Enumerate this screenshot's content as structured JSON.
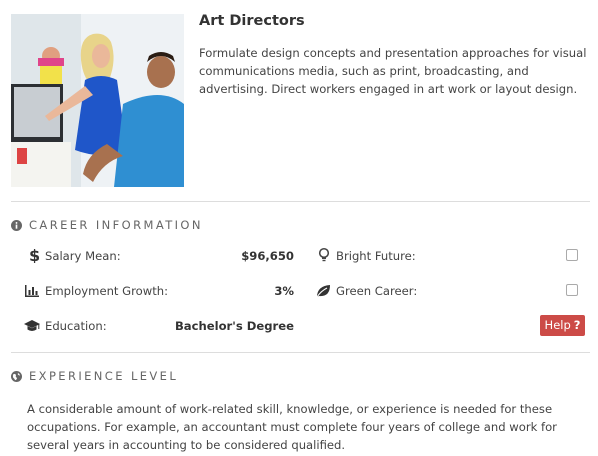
{
  "occupation": {
    "title": "Art Directors",
    "description": "Formulate design concepts and presentation approaches for visual communications media, such as print, broadcasting, and advertising. Direct workers engaged in art work or layout design."
  },
  "career_info": {
    "heading": "CAREER INFORMATION",
    "salary_label": "Salary Mean:",
    "salary_value": "$96,650",
    "growth_label": "Employment Growth:",
    "growth_value": "3%",
    "education_label": "Education:",
    "education_value": "Bachelor's Degree",
    "bright_future_label": "Bright Future:",
    "bright_future_checked": false,
    "green_career_label": "Green Career:",
    "green_career_checked": false,
    "help_label": "Help",
    "help_glyph": "?"
  },
  "experience": {
    "heading": "EXPERIENCE LEVEL",
    "text": "A considerable amount of work-related skill, knowledge, or experience is needed for these occupations. For example, an accountant must complete four years of college and work for several years in accounting to be considered qualified."
  },
  "colors": {
    "help_button": "#cc4b47",
    "divider": "#dddddd",
    "heading_gray": "#666666"
  },
  "icons": {
    "career_heading": "info-circle-icon",
    "experience_heading": "globe-icon",
    "salary": "dollar-icon",
    "growth": "bar-chart-icon",
    "education": "graduation-cap-icon",
    "bright_future": "lightbulb-icon",
    "green_career": "leaf-icon"
  }
}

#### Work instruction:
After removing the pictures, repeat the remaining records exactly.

#### Output:
Enumerate this screenshot's content as structured JSON.
{
  "occupation": {
    "title": "Art Directors",
    "description": "Formulate design concepts and presentation approaches for visual communications media, such as print, broadcasting, and advertising. Direct workers engaged in art work or layout design."
  },
  "career_info": {
    "heading": "CAREER INFORMATION",
    "salary_label": "Salary Mean:",
    "salary_value": "$96,650",
    "growth_label": "Employment Growth:",
    "growth_value": "3%",
    "education_label": "Education:",
    "education_value": "Bachelor's Degree",
    "bright_future_label": "Bright Future:",
    "bright_future_checked": false,
    "green_career_label": "Green Career:",
    "green_career_checked": false,
    "help_label": "Help",
    "help_glyph": "?"
  },
  "experience": {
    "heading": "EXPERIENCE LEVEL",
    "text": "A considerable amount of work-related skill, knowledge, or experience is needed for these occupations. For example, an accountant must complete four years of college and work for several years in accounting to be considered qualified."
  },
  "colors": {
    "help_button": "#cc4b47",
    "divider": "#dddddd",
    "heading_gray": "#666666"
  },
  "icons": {
    "career_heading": "info-circle-icon",
    "experience_heading": "globe-icon",
    "salary": "dollar-icon",
    "growth": "bar-chart-icon",
    "education": "graduation-cap-icon",
    "bright_future": "lightbulb-icon",
    "green_career": "leaf-icon"
  }
}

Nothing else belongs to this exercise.